### Exercise details
Would you restate all the entries exactly, leaving nothing out?

Items listed in a dataset

^^^^^^^^^^^^^^^^

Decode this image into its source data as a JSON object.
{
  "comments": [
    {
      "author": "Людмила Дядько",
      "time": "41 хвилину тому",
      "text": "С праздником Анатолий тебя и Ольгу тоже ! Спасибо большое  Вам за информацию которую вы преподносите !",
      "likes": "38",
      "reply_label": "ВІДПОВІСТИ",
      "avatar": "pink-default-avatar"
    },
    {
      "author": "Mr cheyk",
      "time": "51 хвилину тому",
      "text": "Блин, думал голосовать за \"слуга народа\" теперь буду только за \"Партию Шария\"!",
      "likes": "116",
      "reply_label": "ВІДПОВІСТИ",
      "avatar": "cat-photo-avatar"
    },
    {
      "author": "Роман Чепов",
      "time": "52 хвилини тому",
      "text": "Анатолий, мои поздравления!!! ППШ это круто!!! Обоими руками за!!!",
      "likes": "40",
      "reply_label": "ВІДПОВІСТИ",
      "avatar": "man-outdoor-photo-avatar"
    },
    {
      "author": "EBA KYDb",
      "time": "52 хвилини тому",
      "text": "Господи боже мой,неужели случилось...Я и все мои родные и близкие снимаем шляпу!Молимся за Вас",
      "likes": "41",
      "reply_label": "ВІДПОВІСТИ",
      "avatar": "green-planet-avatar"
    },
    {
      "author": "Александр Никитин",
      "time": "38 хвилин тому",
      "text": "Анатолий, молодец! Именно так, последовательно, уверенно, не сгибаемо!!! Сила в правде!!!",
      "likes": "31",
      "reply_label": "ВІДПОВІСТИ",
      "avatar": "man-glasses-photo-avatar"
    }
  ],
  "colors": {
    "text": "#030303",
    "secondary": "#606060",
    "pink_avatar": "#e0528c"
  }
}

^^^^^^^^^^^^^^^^

### Task output
Decode this image into its source data as a JSON object.
{
  "comments": [
    {
      "author": "Людмила Дядько",
      "time": "41 хвилину тому",
      "text": "С праздником Анатолий тебя и Ольгу тоже ! Спасибо большое  Вам за информацию которую вы преподносите !",
      "likes": "38",
      "reply_label": "ВІДПОВІСТИ",
      "avatar": "pink-default-avatar"
    },
    {
      "author": "Mr cheyk",
      "time": "51 хвилину тому",
      "text": "Блин, думал голосовать за \"слуга народа\" теперь буду только за \"Партию Шария\"!",
      "likes": "116",
      "reply_label": "ВІДПОВІСТИ",
      "avatar": "cat-photo-avatar"
    },
    {
      "author": "Роман Чепов",
      "time": "52 хвилини тому",
      "text": "Анатолий, мои поздравления!!! ППШ это круто!!! Обоими руками за!!!",
      "likes": "40",
      "reply_label": "ВІДПОВІСТИ",
      "avatar": "man-outdoor-photo-avatar"
    },
    {
      "author": "EBA KYDb",
      "time": "52 хвилини тому",
      "text": "Господи боже мой,неужели случилось...Я и все мои родные и близкие снимаем шляпу!Молимся за Вас",
      "likes": "41",
      "reply_label": "ВІДПОВІСТИ",
      "avatar": "green-planet-avatar"
    },
    {
      "author": "Александр Никитин",
      "time": "38 хвилин тому",
      "text": "Анатолий, молодец! Именно так, последовательно, уверенно, не сгибаемо!!! Сила в правде!!!",
      "likes": "31",
      "reply_label": "ВІДПОВІСТИ",
      "avatar": "man-glasses-photo-avatar"
    }
  ],
  "colors": {
    "text": "#030303",
    "secondary": "#606060",
    "pink_avatar": "#e0528c"
  }
}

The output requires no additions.